The Essential Content of the Article: This article focuses on two men, one of which is in prison for a rape he insists he did not commit, and the other who says DNA evidence would prove he was falsely convicted of a double murder. The article states that prosecutors often resist reopening cases despite the fact that the reinstitution of a closed case could potentially free an innocent person from prison.
What it Proves: My thesis is that prosecutors fail to examine or fully credit evidence that could exonerate suspects. Since this article is entirely focused on the lengths that prosecutors go in order to step around the idea of reopening a case to do further DNA testing, it provides me with good examples of questionable prosecutor behavior. Quite often, law enforcers are content with placing a person in prison and to them, a person in jail is a win whether they are innocent or not. This obviously is a major flaw in the justice system and I intend to expose this flaw with the help of this article as it offers a backstage pass into the world of criminology.
5. “Criminology” Beirne, Piers, and Messerschmidt, James. Criminology. Fort Worth, Texas. Harcourt Brace College Publishers, 1991.
The Essential Content of the Article: This Criminology devotes an entire chapter to false convictions, how they occur, why they’re hard to avoid and harder to overturn. It gives me an overview of problems I can further research.
What it Proves: In itself, the book doesn’t prove much, but it provides the terms I need to know to do my research and the broad topics I will investigate. When I am looking for definitions and important things to know, I will reference this book.
Problems to Avoid
If those five examples aren’t sufficient to guide you to the best possible Source Descriptions, maybe this terrible description will keep you from making some common mistakes on your first draft. Terrible Version below.
- DO NOT SAY that your source “talks about,” or “deals with” a broad topic, or that it “provides background.”
- DO NOT SAY about all five of your sources that they “will give me necessary information to prove my thesis.” Such statements don’t help the reader understand the value of your source.

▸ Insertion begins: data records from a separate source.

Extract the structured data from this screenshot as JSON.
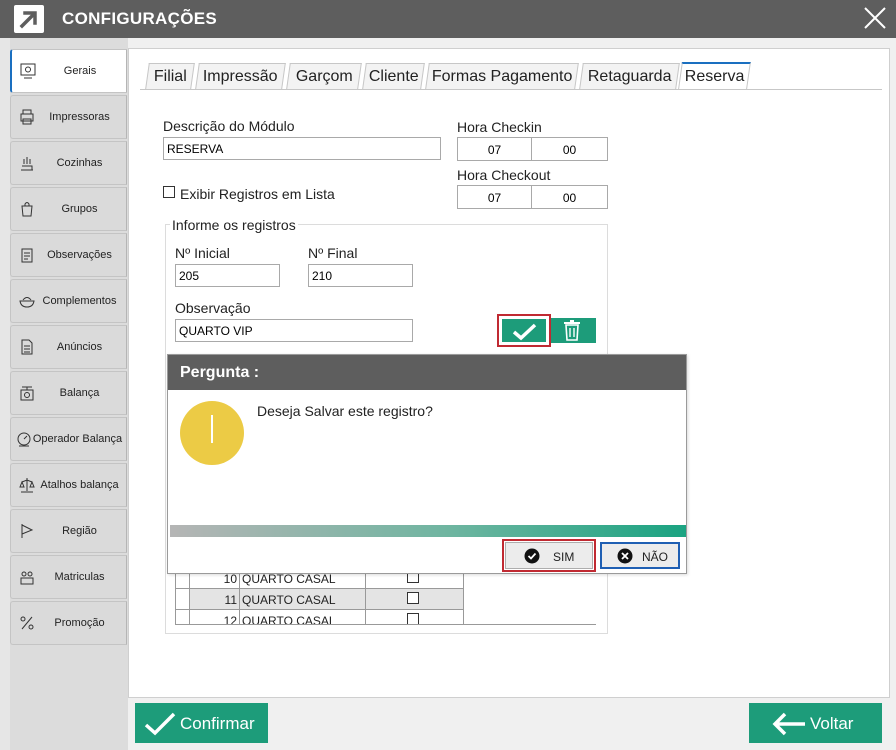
{
  "window": {
    "title": "CONFIGURAÇÕES"
  },
  "sidebar": {
    "items": [
      {
        "label": "Gerais",
        "icon": "settings-panel-icon",
        "active": true
      },
      {
        "label": "Impressoras",
        "icon": "printer-icon"
      },
      {
        "label": "Cozinhas",
        "icon": "kitchen-icon"
      },
      {
        "label": "Grupos",
        "icon": "shopping-bag-icon"
      },
      {
        "label": "Observações",
        "icon": "clipboard-icon"
      },
      {
        "label": "Complementos",
        "icon": "bowl-icon"
      },
      {
        "label": "Anúncios",
        "icon": "document-icon"
      },
      {
        "label": "Balança",
        "icon": "scale-icon"
      },
      {
        "label": "Operador  Balança",
        "icon": "scale-operator-icon"
      },
      {
        "label": "Atalhos balança",
        "icon": "scale-shortcut-icon"
      },
      {
        "label": "Região",
        "icon": "flag-icon"
      },
      {
        "label": "Matriculas",
        "icon": "enrollment-icon"
      },
      {
        "label": "Promoção",
        "icon": "promotion-icon"
      }
    ]
  },
  "tabs": [
    "Filial",
    "Impressão",
    "Garçom",
    "Cliente",
    "Formas Pagamento",
    "Retaguarda",
    "Reserva"
  ],
  "form": {
    "descricao_label": "Descrição do Módulo",
    "descricao_value": "RESERVA",
    "hora_checkin_label": "Hora Checkin",
    "checkin_hour": "07",
    "checkin_min": "00",
    "hora_checkout_label": "Hora Checkout",
    "checkout_hour": "07",
    "checkout_min": "00",
    "exibir_label": "Exibir Registros em Lista",
    "group_title": "Informe os registros",
    "n_inicial_label": "Nº Inicial",
    "n_inicial_value": "205",
    "n_final_label": "Nº Final",
    "n_final_value": "210",
    "observacao_label": "Observação",
    "observacao_value": "QUARTO VIP"
  },
  "table": {
    "rows": [
      {
        "num": "10",
        "desc": "QUARTO CASAL"
      },
      {
        "num": "11",
        "desc": "QUARTO CASAL"
      },
      {
        "num": "12",
        "desc": "QUARTO CASAL"
      }
    ]
  },
  "dialog": {
    "title": "Pergunta :",
    "message": "Deseja Salvar este registro?",
    "yes_label": "SIM",
    "no_label": "NÃO"
  },
  "footer": {
    "confirm_label": "Confirmar",
    "back_label": "Voltar"
  },
  "colors": {
    "accent_green": "#1d9c7a",
    "title_gray": "#5e5e5e",
    "highlight_red": "#c02a32",
    "focus_blue": "#1f5fb3",
    "warning_yellow": "#eccb45"
  }
}
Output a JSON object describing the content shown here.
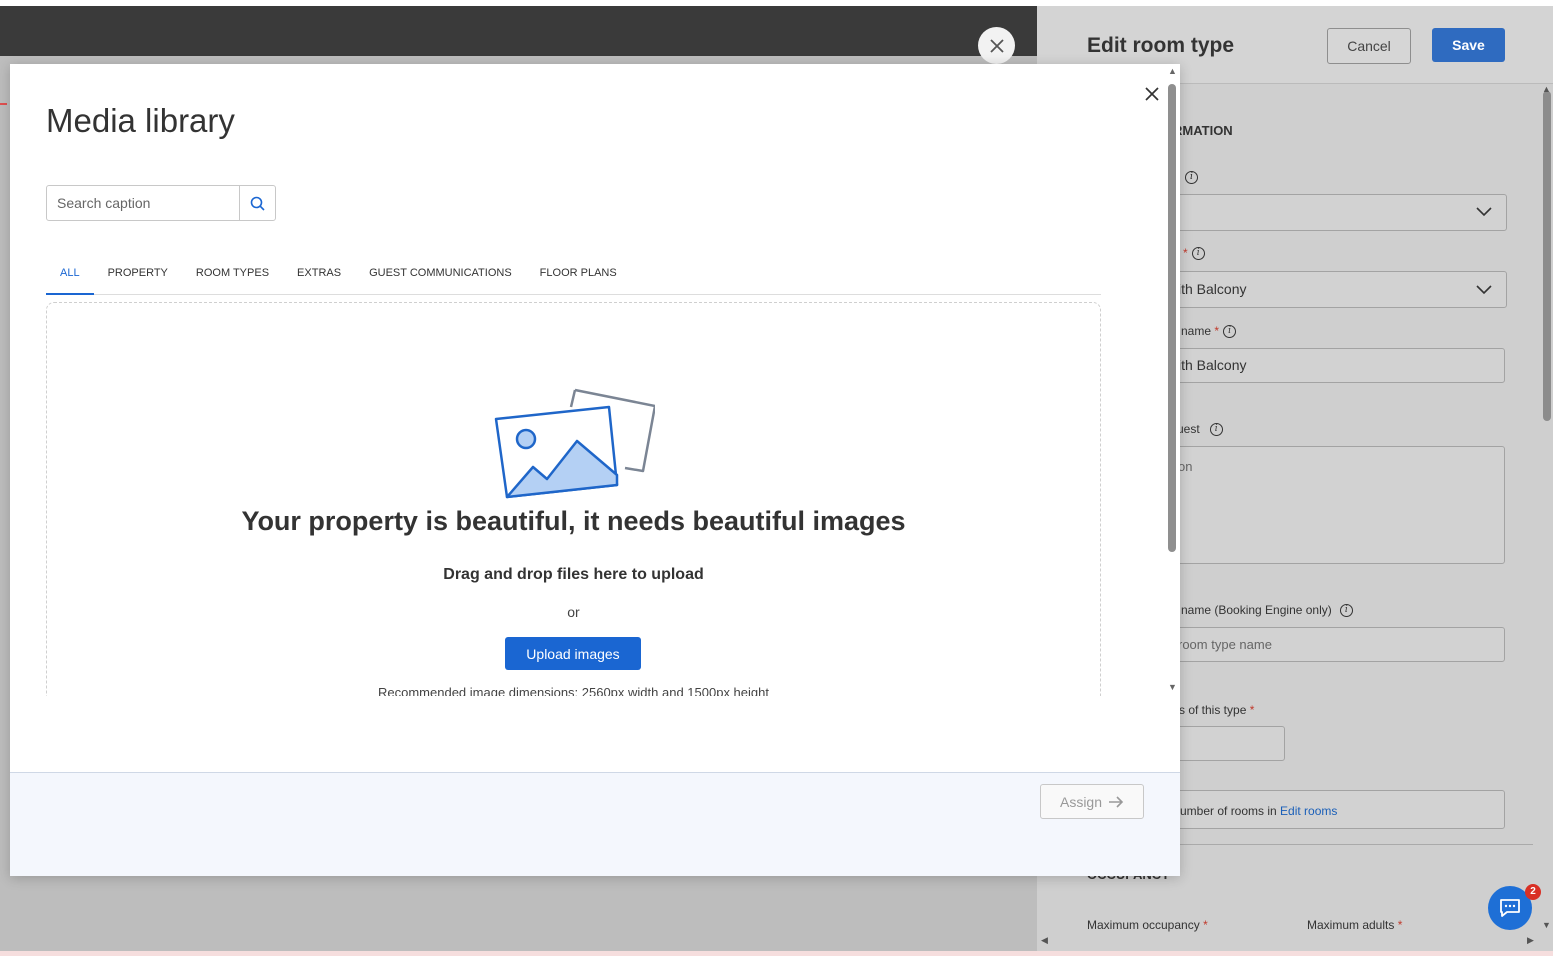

Terrible Version of Source 4
The Essential Content of the Article: This article talks about two men who had similar experiences with the justice system. They both want their cases reopened because they claim they’re innocent.
What it Proves: This article shows a major flaw in the justice system and I intend to expose this flaw with the help of this article as it offers a backstage pass into the world of criminology.
- Write a formal version of your research proposal, identifying what you expect to find, or hope to find, or are open to finding, in as much detail as you can manage.
- The proposal can be brief, provided it is clear. Your plan is preliminary and will not obligate you to remain faithful, but it should be offered in good faith. (It’s a proposal, not your wedding vows. You can change your mind without a lawyer.)
- Identify and link to your best 5 sources. Find academic sources if possible. If not, ask yourself: “Is the Hypothesis Researchable?” As in the model assignment above, describe the value you believe the sources have in proving your hypothesis.
- Post your Research Proposal and Sources in two categories:
- White Paper
- Your Username
- Title your post: White Paper—Username
DUE MIDNIGHT (11:59 PM) WED OCT 03
Customary late penalties. (0-24 hours 10%) (24-48 hours 20%) (48+ hours, 0 grade)
Assignment will receive a Non-Portfolio Grade